In Brief

This Week’s Hot Reads: July 21, 2014

This week, a true-life crime drama set in a famous French vineyard, an impressive debut, and a refreshing spin on the supernatural thriller.

Shadows in the Vineyard: The True Story of the Plot to Poison the World’s Greatest Wine by Maximillian Potter

In his camouflaged lair in the middle of the woods, a career criminal stirs in the dead of night to assemble his tools for a risky but potentially lucrative hit. The target, though, is not a person, but a grape. Shadows in the Vineyard, by Maximillian Potter, a contributor to Vanity Fair and the senior media adviser to the governor of Colorado, tells the dramatic story of a crime saga that played out several years ago in a few acres of the most fruitful wine country in the world, France’s Domaine de le Romanée-Conti. In 2010, a man under mysterious motives threatened to poison a priceless plot of the most rare and valuable grapevines in the world if he didn’t receive a million-Euro ransom, and then followed through when the money was not paid. The story here is a gripping crime drama more creative than most procedurals, and Potter does excellent working in fleshing out both the involved players and the historical context of the Burgundy region and its oenophiles. If he is occasionally guilty of over-writing (“No one understands the contours of a parcel of vines better than its vigneron …The way a husband understands the curves and mysteries of his beloved’s form”) he is only matching the tenor of the frequently silly wine-writing field, in which a glass of red liquid might be called “insouciant” or “pugnacious.” There is a good story here, but what might interest readers even more in the examination of the strange culture of wine collecting.

A Brave Man Seven Storeys TallBy Will Chancellor

To compare a debut novel to Infinite Jest is likely either too flippant or too generous, but consider the bona fides of Owen Burr, protagonist of Will Chancellor’s wonderful debut novel A Brave Man Seven Storeys Tall: a young man preternaturally gifted in a sport favored by the elite prep school set (in this case water polo rather than tennis,) the child of one deceased parent and one cerebral academic, devilishly smart but also plagued by various strains of existential reservations and doubt about his place in the world. When Owen, a 6-foot-8 phenom of an athlete, loses one of his eyes and all of his Olympic potential in a freak accident, he absconds to Berlin to make it as an artist, despite having no real talent, and less practice. His father, a professor of classics at Stanford, sets out to recover his son from the shady set into which he eventually stumbles, his immense size and indefatigable gameness making him a natural lightning rod for those who might use him for their own devices. The allusions to Odysseus and Telemachus are more than implied; Owen carries with him his father’s copies of the Iliad and Odyssey. The term readability is often used backhandedly to describe unchallenging prose or cheap plotting, but real “readability,” the kind in which the reader finds his brain tethered to the page and drawn along as if in a current, is much more rare. Chancellor achieves the trick by striking a perfect balance between active plotting, heady prose, and plenty of grist for a “novel of ideas” all while poking fun, or real barbs, at large artistic ideas themselves. This debut, more than merely promising, is one of the best of the year.

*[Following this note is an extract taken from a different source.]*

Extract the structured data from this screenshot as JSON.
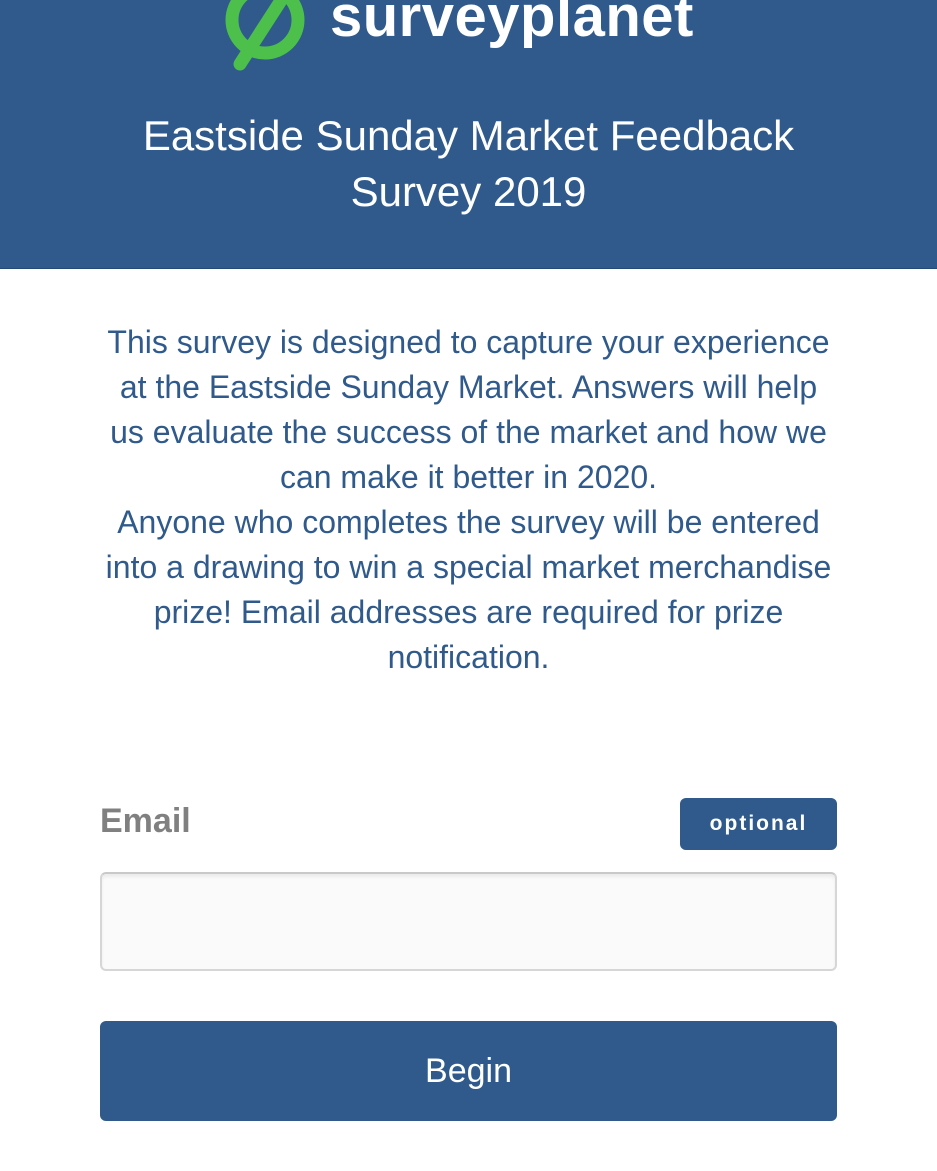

The String DiariesBy Stephen Lloyd Jones

For the first several chapters of The String Diaries, the first novel from UK writer Stephen Lloyd Jones, the book presents itself as a frenetic and layered, if somewhat conventional, thriller: In the present day, a woman named Hannah speeds through a dark Welsh night with her husband bleeding out from two grievous wounds in the passenger seat, their daughter in the back, an unnamed but priceless parcel in the trunk. Meanwhile, in 1979, a professor at Oxford gets into a high-speed chase of his own, pursing a young woman and her mother who seem to be guarding a deeper secret along with their secret identities. Soon, though, Jones reveals, with a refreshingly restrained hand, an original element of the supernatural, drawing on Hungarian folklore. We learn of a race of not-quite-immortal shape-shifters able to impersonate other humans, and how we once coexisted, until one of their number, a boy with the clearly evil name of Jakob, becomes enamored with a human girl. When he fails to claim her as his own, he proceeds to stalk her female descendents down through the years (the “string diaries” being the passed-down collection of advice on how to detect and avoid him.) There is plenty of lively action here, and some good suspense, even if the plot fizzles somewhat and the adverbs become oppressive. Perhaps most laudable is the fortitude Jones displays in allowing his women to claim the lion’s share of the heroics.